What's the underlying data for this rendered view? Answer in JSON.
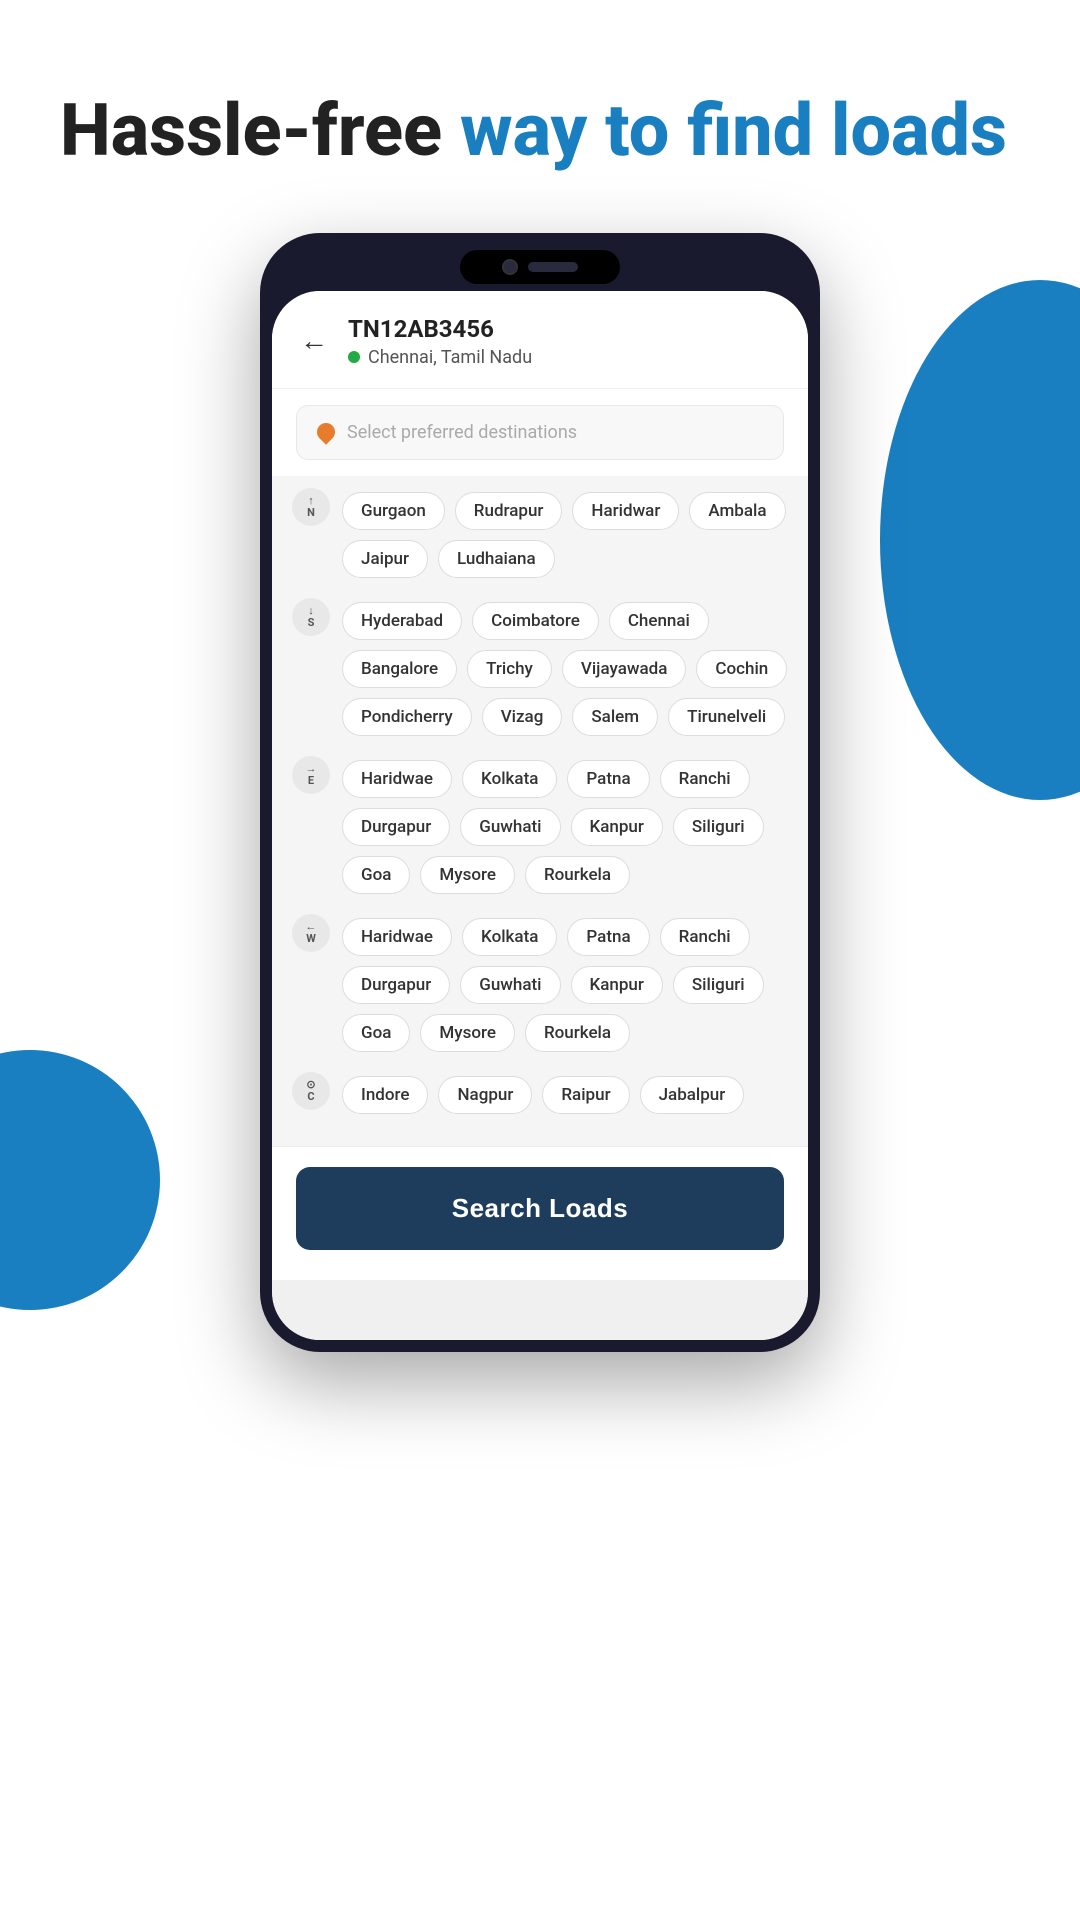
{
  "hero": {
    "title_normal": "Hassle-free ",
    "title_accent": "way to find loads"
  },
  "phone": {
    "vehicle_id": "TN12AB3456",
    "vehicle_location": "Chennai, Tamil Nadu",
    "search_placeholder": "Select preferred destinations",
    "search_button_label": "Search Loads"
  },
  "directions": [
    {
      "label": "N",
      "sublabel": "▲\nN",
      "icon_text": "↑\nN",
      "cities": [
        "Gurgaon",
        "Rudrapur",
        "Haridwar",
        "Ambala",
        "Jaipur",
        "Ludhaiana"
      ]
    },
    {
      "label": "S",
      "sublabel": "▼\nS",
      "icon_text": "↓\nS",
      "cities": [
        "Hyderabad",
        "Coimbatore",
        "Chennai",
        "Bangalore",
        "Trichy",
        "Vijayawada",
        "Cochin",
        "Pondicherry",
        "Vizag",
        "Salem",
        "Tirunelveli"
      ]
    },
    {
      "label": "E",
      "sublabel": "▶\nE",
      "icon_text": "→\nE",
      "cities": [
        "Haridwae",
        "Kolkata",
        "Patna",
        "Ranchi",
        "Durgapur",
        "Guwhati",
        "Kanpur",
        "Siliguri",
        "Goa",
        "Mysore",
        "Rourkela"
      ]
    },
    {
      "label": "W",
      "sublabel": "◀\nW",
      "icon_text": "←\nW",
      "cities": [
        "Haridwae",
        "Kolkata",
        "Patna",
        "Ranchi",
        "Durgapur",
        "Guwhati",
        "Kanpur",
        "Siliguri",
        "Goa",
        "Mysore",
        "Rourkela"
      ]
    },
    {
      "label": "C",
      "sublabel": "◉\nC",
      "icon_text": "⊙\nC",
      "cities": [
        "Indore",
        "Nagpur",
        "Raipur",
        "Jabalpur"
      ]
    }
  ],
  "colors": {
    "accent_blue": "#1a7fc1",
    "dark_navy": "#1e3d5c",
    "green_dot": "#22aa44",
    "orange_pin": "#e87c2c"
  }
}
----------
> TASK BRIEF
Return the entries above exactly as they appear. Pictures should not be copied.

> RESULT FOR THIS EXERCISE
What's the underlying data for this rendered view? Answer in JSON.
{
  "hero": {
    "title_normal": "Hassle-free ",
    "title_accent": "way to find loads"
  },
  "phone": {
    "vehicle_id": "TN12AB3456",
    "vehicle_location": "Chennai, Tamil Nadu",
    "search_placeholder": "Select preferred destinations",
    "search_button_label": "Search Loads"
  },
  "directions": [
    {
      "label": "N",
      "sublabel": "▲\nN",
      "icon_text": "↑\nN",
      "cities": [
        "Gurgaon",
        "Rudrapur",
        "Haridwar",
        "Ambala",
        "Jaipur",
        "Ludhaiana"
      ]
    },
    {
      "label": "S",
      "sublabel": "▼\nS",
      "icon_text": "↓\nS",
      "cities": [
        "Hyderabad",
        "Coimbatore",
        "Chennai",
        "Bangalore",
        "Trichy",
        "Vijayawada",
        "Cochin",
        "Pondicherry",
        "Vizag",
        "Salem",
        "Tirunelveli"
      ]
    },
    {
      "label": "E",
      "sublabel": "▶\nE",
      "icon_text": "→\nE",
      "cities": [
        "Haridwae",
        "Kolkata",
        "Patna",
        "Ranchi",
        "Durgapur",
        "Guwhati",
        "Kanpur",
        "Siliguri",
        "Goa",
        "Mysore",
        "Rourkela"
      ]
    },
    {
      "label": "W",
      "sublabel": "◀\nW",
      "icon_text": "←\nW",
      "cities": [
        "Haridwae",
        "Kolkata",
        "Patna",
        "Ranchi",
        "Durgapur",
        "Guwhati",
        "Kanpur",
        "Siliguri",
        "Goa",
        "Mysore",
        "Rourkela"
      ]
    },
    {
      "label": "C",
      "sublabel": "◉\nC",
      "icon_text": "⊙\nC",
      "cities": [
        "Indore",
        "Nagpur",
        "Raipur",
        "Jabalpur"
      ]
    }
  ],
  "colors": {
    "accent_blue": "#1a7fc1",
    "dark_navy": "#1e3d5c",
    "green_dot": "#22aa44",
    "orange_pin": "#e87c2c"
  }
}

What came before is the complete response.